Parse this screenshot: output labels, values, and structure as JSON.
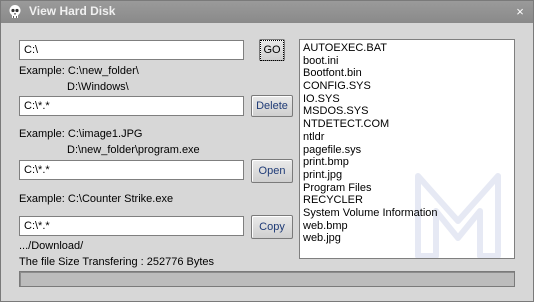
{
  "window": {
    "title": "View Hard Disk",
    "close_glyph": "×",
    "icon": "skull-icon"
  },
  "path_input": {
    "value": "C:\\"
  },
  "go_button": {
    "label": "GO"
  },
  "path_example": {
    "line1": "Example: C:\\new_folder\\",
    "line2": "D:\\Windows\\"
  },
  "delete_input": {
    "value": "C:\\*.*"
  },
  "delete_button": {
    "label": "Delete"
  },
  "delete_example": {
    "line1": "Example: C:\\image1.JPG",
    "line2": "D:\\new_folder\\program.exe"
  },
  "open_input": {
    "value": "C:\\*.*"
  },
  "open_button": {
    "label": "Open"
  },
  "open_example": {
    "line1": "Example: C:\\Counter Strike.exe"
  },
  "copy_input": {
    "value": "C:\\*.*"
  },
  "copy_button": {
    "label": "Copy"
  },
  "download_path": ".../Download/",
  "transfer_status": "The file Size Transfering : 252776 Bytes",
  "progress": {
    "fraction": 0.0
  },
  "files": [
    "AUTOEXEC.BAT",
    "boot.ini",
    "Bootfont.bin",
    "CONFIG.SYS",
    "IO.SYS",
    "MSDOS.SYS",
    "NTDETECT.COM",
    "ntldr",
    "pagefile.sys",
    "print.bmp",
    "print.jpg",
    "Program Files",
    "RECYCLER",
    "System Volume Information",
    "web.bmp",
    "web.jpg"
  ]
}
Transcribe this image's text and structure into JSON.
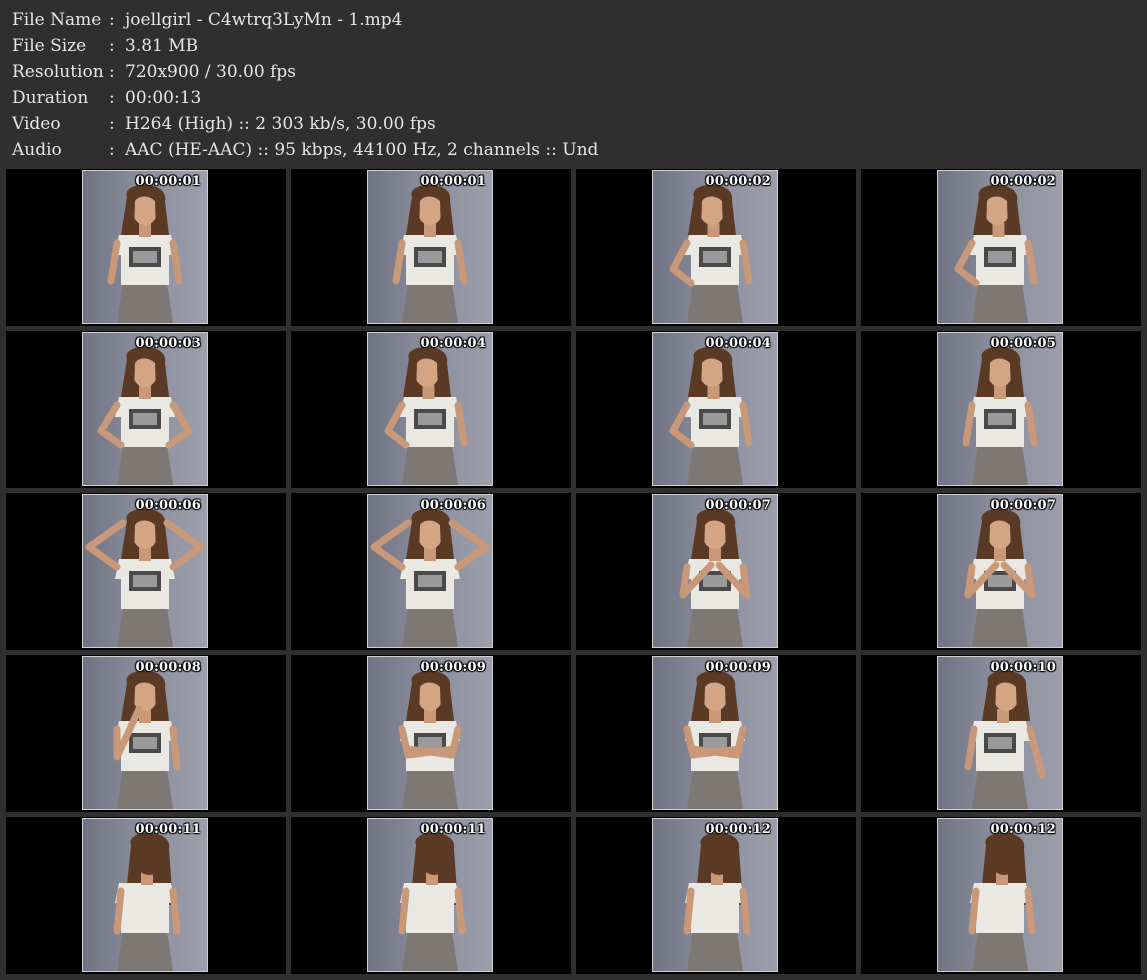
{
  "header": {
    "rows": [
      {
        "label": "File Name",
        "sep": ":",
        "value": "joellgirl - C4wtrq3LyMn - 1.mp4"
      },
      {
        "label": "File Size",
        "sep": ":",
        "value": "3.81 MB"
      },
      {
        "label": "Resolution",
        "sep": ":",
        "value": "720x900 / 30.00 fps"
      },
      {
        "label": "Duration",
        "sep": ":",
        "value": "00:00:13"
      },
      {
        "label": "Video",
        "sep": ":",
        "value": "H264 (High) :: 2 303 kb/s, 30.00 fps"
      },
      {
        "label": "Audio",
        "sep": ":",
        "value": "AAC (HE-AAC) :: 95 kbps, 44100 Hz, 2 channels :: Und"
      }
    ]
  },
  "colors": {
    "background": "#2f2f2f",
    "cell": "#000000",
    "text": "#e6e6e6",
    "frame_border": "#d0d0d0"
  },
  "thumbnails": [
    {
      "timestamp": "00:00:01",
      "pose": "standing"
    },
    {
      "timestamp": "00:00:01",
      "pose": "standing"
    },
    {
      "timestamp": "00:00:02",
      "pose": "hand-on-hip"
    },
    {
      "timestamp": "00:00:02",
      "pose": "hand-on-hip"
    },
    {
      "timestamp": "00:00:03",
      "pose": "hands-on-hips"
    },
    {
      "timestamp": "00:00:04",
      "pose": "hand-on-hip"
    },
    {
      "timestamp": "00:00:04",
      "pose": "hand-on-hip"
    },
    {
      "timestamp": "00:00:05",
      "pose": "standing"
    },
    {
      "timestamp": "00:00:06",
      "pose": "hands-behind-head"
    },
    {
      "timestamp": "00:00:06",
      "pose": "hands-behind-head"
    },
    {
      "timestamp": "00:00:07",
      "pose": "hands-at-chest"
    },
    {
      "timestamp": "00:00:07",
      "pose": "hands-at-chest"
    },
    {
      "timestamp": "00:00:08",
      "pose": "hand-at-chin"
    },
    {
      "timestamp": "00:00:09",
      "pose": "arms-crossed"
    },
    {
      "timestamp": "00:00:09",
      "pose": "arms-crossed"
    },
    {
      "timestamp": "00:00:10",
      "pose": "turning"
    },
    {
      "timestamp": "00:00:11",
      "pose": "back-view"
    },
    {
      "timestamp": "00:00:11",
      "pose": "back-view"
    },
    {
      "timestamp": "00:00:12",
      "pose": "back-view"
    },
    {
      "timestamp": "00:00:12",
      "pose": "back-view"
    }
  ]
}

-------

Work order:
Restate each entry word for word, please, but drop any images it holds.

Task answer:
Parse this screenshot: output labels, values, and structure as JSON.
{
  "window": {
    "title": "View Hard Disk",
    "close_glyph": "×",
    "icon": "skull-icon"
  },
  "path_input": {
    "value": "C:\\"
  },
  "go_button": {
    "label": "GO"
  },
  "path_example": {
    "line1": "Example: C:\\new_folder\\",
    "line2": "D:\\Windows\\"
  },
  "delete_input": {
    "value": "C:\\*.*"
  },
  "delete_button": {
    "label": "Delete"
  },
  "delete_example": {
    "line1": "Example: C:\\image1.JPG",
    "line2": "D:\\new_folder\\program.exe"
  },
  "open_input": {
    "value": "C:\\*.*"
  },
  "open_button": {
    "label": "Open"
  },
  "open_example": {
    "line1": "Example: C:\\Counter Strike.exe"
  },
  "copy_input": {
    "value": "C:\\*.*"
  },
  "copy_button": {
    "label": "Copy"
  },
  "download_path": ".../Download/",
  "transfer_status": "The file Size Transfering : 252776 Bytes",
  "progress": {
    "fraction": 0.0
  },
  "files": [
    "AUTOEXEC.BAT",
    "boot.ini",
    "Bootfont.bin",
    "CONFIG.SYS",
    "IO.SYS",
    "MSDOS.SYS",
    "NTDETECT.COM",
    "ntldr",
    "pagefile.sys",
    "print.bmp",
    "print.jpg",
    "Program Files",
    "RECYCLER",
    "System Volume Information",
    "web.bmp",
    "web.jpg"
  ]
}
Transcribe this image's text and structure into JSON.
{
  "header": {
    "rows": [
      {
        "label": "File Name",
        "sep": ":",
        "value": "joellgirl - C4wtrq3LyMn - 1.mp4"
      },
      {
        "label": "File Size",
        "sep": ":",
        "value": "3.81 MB"
      },
      {
        "label": "Resolution",
        "sep": ":",
        "value": "720x900 / 30.00 fps"
      },
      {
        "label": "Duration",
        "sep": ":",
        "value": "00:00:13"
      },
      {
        "label": "Video",
        "sep": ":",
        "value": "H264 (High) :: 2 303 kb/s, 30.00 fps"
      },
      {
        "label": "Audio",
        "sep": ":",
        "value": "AAC (HE-AAC) :: 95 kbps, 44100 Hz, 2 channels :: Und"
      }
    ]
  },
  "colors": {
    "background": "#2f2f2f",
    "cell": "#000000",
    "text": "#e6e6e6",
    "frame_border": "#d0d0d0"
  },
  "thumbnails": [
    {
      "timestamp": "00:00:01",
      "pose": "standing"
    },
    {
      "timestamp": "00:00:01",
      "pose": "standing"
    },
    {
      "timestamp": "00:00:02",
      "pose": "hand-on-hip"
    },
    {
      "timestamp": "00:00:02",
      "pose": "hand-on-hip"
    },
    {
      "timestamp": "00:00:03",
      "pose": "hands-on-hips"
    },
    {
      "timestamp": "00:00:04",
      "pose": "hand-on-hip"
    },
    {
      "timestamp": "00:00:04",
      "pose": "hand-on-hip"
    },
    {
      "timestamp": "00:00:05",
      "pose": "standing"
    },
    {
      "timestamp": "00:00:06",
      "pose": "hands-behind-head"
    },
    {
      "timestamp": "00:00:06",
      "pose": "hands-behind-head"
    },
    {
      "timestamp": "00:00:07",
      "pose": "hands-at-chest"
    },
    {
      "timestamp": "00:00:07",
      "pose": "hands-at-chest"
    },
    {
      "timestamp": "00:00:08",
      "pose": "hand-at-chin"
    },
    {
      "timestamp": "00:00:09",
      "pose": "arms-crossed"
    },
    {
      "timestamp": "00:00:09",
      "pose": "arms-crossed"
    },
    {
      "timestamp": "00:00:10",
      "pose": "turning"
    },
    {
      "timestamp": "00:00:11",
      "pose": "back-view"
    },
    {
      "timestamp": "00:00:11",
      "pose": "back-view"
    },
    {
      "timestamp": "00:00:12",
      "pose": "back-view"
    },
    {
      "timestamp": "00:00:12",
      "pose": "back-view"
    }
  ]
}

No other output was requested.